───── WORKING DATA

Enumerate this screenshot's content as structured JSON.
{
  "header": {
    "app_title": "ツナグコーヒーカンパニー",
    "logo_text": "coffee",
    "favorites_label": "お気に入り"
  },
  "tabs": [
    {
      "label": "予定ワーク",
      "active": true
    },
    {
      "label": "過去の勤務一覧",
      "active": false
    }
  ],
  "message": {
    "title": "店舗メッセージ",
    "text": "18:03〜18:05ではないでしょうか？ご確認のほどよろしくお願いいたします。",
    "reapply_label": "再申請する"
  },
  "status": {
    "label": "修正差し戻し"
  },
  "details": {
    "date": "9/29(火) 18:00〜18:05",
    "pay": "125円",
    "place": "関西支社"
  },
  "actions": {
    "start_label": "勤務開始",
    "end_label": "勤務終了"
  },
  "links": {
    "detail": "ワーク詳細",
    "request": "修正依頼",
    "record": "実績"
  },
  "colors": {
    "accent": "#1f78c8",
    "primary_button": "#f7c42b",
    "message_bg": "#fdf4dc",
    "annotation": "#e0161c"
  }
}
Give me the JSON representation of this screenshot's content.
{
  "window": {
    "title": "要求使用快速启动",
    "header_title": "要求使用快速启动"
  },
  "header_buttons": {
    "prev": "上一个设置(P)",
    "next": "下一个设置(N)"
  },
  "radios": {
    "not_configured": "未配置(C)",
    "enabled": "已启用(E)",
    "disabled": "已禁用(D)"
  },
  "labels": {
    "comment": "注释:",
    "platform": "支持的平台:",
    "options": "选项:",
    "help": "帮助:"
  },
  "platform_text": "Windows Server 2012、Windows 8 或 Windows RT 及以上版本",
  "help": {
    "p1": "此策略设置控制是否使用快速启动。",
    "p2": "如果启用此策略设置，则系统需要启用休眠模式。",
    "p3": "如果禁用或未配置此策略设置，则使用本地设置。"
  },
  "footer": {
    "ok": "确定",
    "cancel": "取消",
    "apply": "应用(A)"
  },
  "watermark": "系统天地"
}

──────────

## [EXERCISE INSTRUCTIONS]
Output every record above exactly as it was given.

## [ANSWER FOR THIS EXERCISE]
Enumerate this screenshot's content as structured JSON.
{
  "header": {
    "app_title": "ツナグコーヒーカンパニー",
    "logo_text": "coffee",
    "favorites_label": "お気に入り"
  },
  "tabs": [
    {
      "label": "予定ワーク",
      "active": true
    },
    {
      "label": "過去の勤務一覧",
      "active": false
    }
  ],
  "message": {
    "title": "店舗メッセージ",
    "text": "18:03〜18:05ではないでしょうか？ご確認のほどよろしくお願いいたします。",
    "reapply_label": "再申請する"
  },
  "status": {
    "label": "修正差し戻し"
  },
  "details": {
    "date": "9/29(火) 18:00〜18:05",
    "pay": "125円",
    "place": "関西支社"
  },
  "actions": {
    "start_label": "勤務開始",
    "end_label": "勤務終了"
  },
  "links": {
    "detail": "ワーク詳細",
    "request": "修正依頼",
    "record": "実績"
  },
  "colors": {
    "accent": "#1f78c8",
    "primary_button": "#f7c42b",
    "message_bg": "#fdf4dc",
    "annotation": "#e0161c"
  }
}
Give me the JSON representation of this screenshot's content.
{
  "window": {
    "title": "要求使用快速启动",
    "header_title": "要求使用快速启动"
  },
  "header_buttons": {
    "prev": "上一个设置(P)",
    "next": "下一个设置(N)"
  },
  "radios": {
    "not_configured": "未配置(C)",
    "enabled": "已启用(E)",
    "disabled": "已禁用(D)"
  },
  "labels": {
    "comment": "注释:",
    "platform": "支持的平台:",
    "options": "选项:",
    "help": "帮助:"
  },
  "platform_text": "Windows Server 2012、Windows 8 或 Windows RT 及以上版本",
  "help": {
    "p1": "此策略设置控制是否使用快速启动。",
    "p2": "如果启用此策略设置，则系统需要启用休眠模式。",
    "p3": "如果禁用或未配置此策略设置，则使用本地设置。"
  },
  "footer": {
    "ok": "确定",
    "cancel": "取消",
    "apply": "应用(A)"
  },
  "watermark": "系统天地"
}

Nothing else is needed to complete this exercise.